Research into the sentencing of murderers has found no evidence that people support mandatory life imprisonment.
“We found no evidence of overwhelming or widespread public support for automatically sending all convicted murderers to life imprisonment.
“We found considerable evidence that the public perceive significant variations in the seriousness of different murder scenarios.”
In a sense, this is not particularly surprising. Murder is a commonly misunderstood offence. The relevance of this survey is to the persistent calls to reform the law in this area.
Murder is a surprisingly wide offence. Broadly speaking, it is any conduct that results in a person’s death, where the defendant intended to cause either death or “really serious harm”. That can cover anything from a “fatal punch” scenario to the most sadistic of killings. This is not, in itself, problematic. The difficulties arise in sentencing. For an offence that covers a very wide range of conduct, it has only one possible sentence: life imprisonment. The only discretion the court has is in setting the minimum time a prisoner must serve in prison.
As the research pointed out, people are uneasy at the idea that someone who didn’t even strike the fatal blow should receive the same sentence as a serial killer. A mandatory life sentence ignores a range of factors, such as the level of premeditation, the extent of involvement, or the nature of the conduct that caused death. The court’s ability to assess the culpability of the killer, and impose punishment accordingly, is thus severely limited.
Not only that, but there is some suggestion that it also reduces the likelihood of any conviction. Juries often dislike convicting the guilty if they think the law is unfair. Lord Macdonald, a former Director of Public Prosecutions, hinted that this might be happening in some murder trials.

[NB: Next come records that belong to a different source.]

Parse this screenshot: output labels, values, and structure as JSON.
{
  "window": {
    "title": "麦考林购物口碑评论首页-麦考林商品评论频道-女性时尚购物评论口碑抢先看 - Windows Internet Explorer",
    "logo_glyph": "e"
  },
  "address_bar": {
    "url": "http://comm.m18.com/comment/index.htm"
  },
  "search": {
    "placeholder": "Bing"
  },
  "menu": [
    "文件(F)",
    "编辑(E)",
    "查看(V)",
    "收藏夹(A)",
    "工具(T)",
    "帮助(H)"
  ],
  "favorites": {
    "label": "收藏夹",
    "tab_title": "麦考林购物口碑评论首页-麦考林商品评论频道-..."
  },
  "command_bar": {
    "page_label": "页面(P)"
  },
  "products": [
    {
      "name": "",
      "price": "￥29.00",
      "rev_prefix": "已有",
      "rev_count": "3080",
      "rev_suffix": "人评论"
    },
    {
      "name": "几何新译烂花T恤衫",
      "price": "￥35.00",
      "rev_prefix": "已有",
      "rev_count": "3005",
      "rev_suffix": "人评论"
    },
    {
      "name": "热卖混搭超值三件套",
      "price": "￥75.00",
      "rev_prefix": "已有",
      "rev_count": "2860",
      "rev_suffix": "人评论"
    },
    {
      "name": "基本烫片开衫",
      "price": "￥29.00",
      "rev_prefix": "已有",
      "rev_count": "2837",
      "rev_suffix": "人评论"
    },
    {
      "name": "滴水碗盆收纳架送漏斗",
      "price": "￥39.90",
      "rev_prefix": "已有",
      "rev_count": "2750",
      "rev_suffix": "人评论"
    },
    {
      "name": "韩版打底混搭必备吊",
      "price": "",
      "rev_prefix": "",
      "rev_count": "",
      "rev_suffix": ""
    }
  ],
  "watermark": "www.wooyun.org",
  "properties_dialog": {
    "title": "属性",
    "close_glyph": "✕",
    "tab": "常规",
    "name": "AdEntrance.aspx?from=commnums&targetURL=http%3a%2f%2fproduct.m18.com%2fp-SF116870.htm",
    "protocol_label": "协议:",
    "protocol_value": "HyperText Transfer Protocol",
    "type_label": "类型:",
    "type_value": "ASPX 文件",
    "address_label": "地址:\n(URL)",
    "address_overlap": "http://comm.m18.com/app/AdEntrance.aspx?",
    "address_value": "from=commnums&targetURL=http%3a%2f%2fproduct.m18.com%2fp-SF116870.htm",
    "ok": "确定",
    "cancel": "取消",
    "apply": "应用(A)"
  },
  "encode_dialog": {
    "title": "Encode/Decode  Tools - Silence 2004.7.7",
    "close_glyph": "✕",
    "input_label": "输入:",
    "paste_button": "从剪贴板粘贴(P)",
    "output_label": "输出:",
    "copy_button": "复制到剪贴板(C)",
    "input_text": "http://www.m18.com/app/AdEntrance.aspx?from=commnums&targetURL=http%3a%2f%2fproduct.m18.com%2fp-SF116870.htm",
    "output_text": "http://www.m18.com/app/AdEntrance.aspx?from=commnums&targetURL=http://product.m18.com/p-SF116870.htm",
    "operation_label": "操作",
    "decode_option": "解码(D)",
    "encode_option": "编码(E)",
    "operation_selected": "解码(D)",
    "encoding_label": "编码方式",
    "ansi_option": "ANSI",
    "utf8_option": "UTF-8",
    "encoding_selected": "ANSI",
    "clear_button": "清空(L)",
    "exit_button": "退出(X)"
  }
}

The law has attempted to moderate some of the most unjust results of this system, with varied success. In particular, the defences of provocation and diminished responsibility were designed to allow the courts to avoid imposing mandatory life sentences where it might appear unfair to do so, convicting the defendant instead of manslaughter. These defences are not, however, an ideal solution. They have proved persistently inadequate: provocation had significant difficulties dealing with victims of domestic abuse, resulting in their conviction instead for murder. Meanwhile, others were able to get “lesser” convictions for manslaughter even though their conduct was more reprehensible than that of some murderers. So difficult has this area been that provocation was abolished last month and replaced with a new defence of “loss of control”. Even this is unlikely to be a panacea. Factors such as provocation and diminished responsibility traditionally speak to mitigation rather than guilt, and moving them from one category to another makes the law a much messier exercise.
Nevertheless, it is impractical (and would be massively unpopular) to make the sentence for murder entirely discretionary. Some crimes should have a mandatory life sentence, as a matter of principle as well as politics. But the current breadth of the offence of murder makes this impossible. The proposal has therefore been for quite a while to split the offence up into two “degrees” of murder. The first, retaining the mandatory life sentence, would be where the defendant intended to kill his victim. Second degree murder would cover everything else: intent only to cause serious harm, diminished responsibility, “loss of control” and any other mitigating factors. This would have a wider range of sentences, defined by sentencing guidelines, and again carrying a maximum of life imprisonment. Manslaughter would then be confined to cases where death was caused by gross negligence or other unlawful acts.
This has the distinct advantage of allowing the punishment to be better tailored to the particular circumstances of offending, while retaining a mandatory life sentence for the more serious offenders. It also does away with rigid and unsatisfactory partial defences in favour of a more realistic appraisal of culpability.
This three-tier system has been proposed for years, most recently in 2006 by the Law Commission, and again backed by Keir Starmer, the present DPP, as well as his predecessor, Lord Macdonald. Unfortunately, it was rejected by the last government, presumably because they didn’t want to be seen as soft on murderers. Today’s findings may help challenge that notion and move the law in a more sensible direction.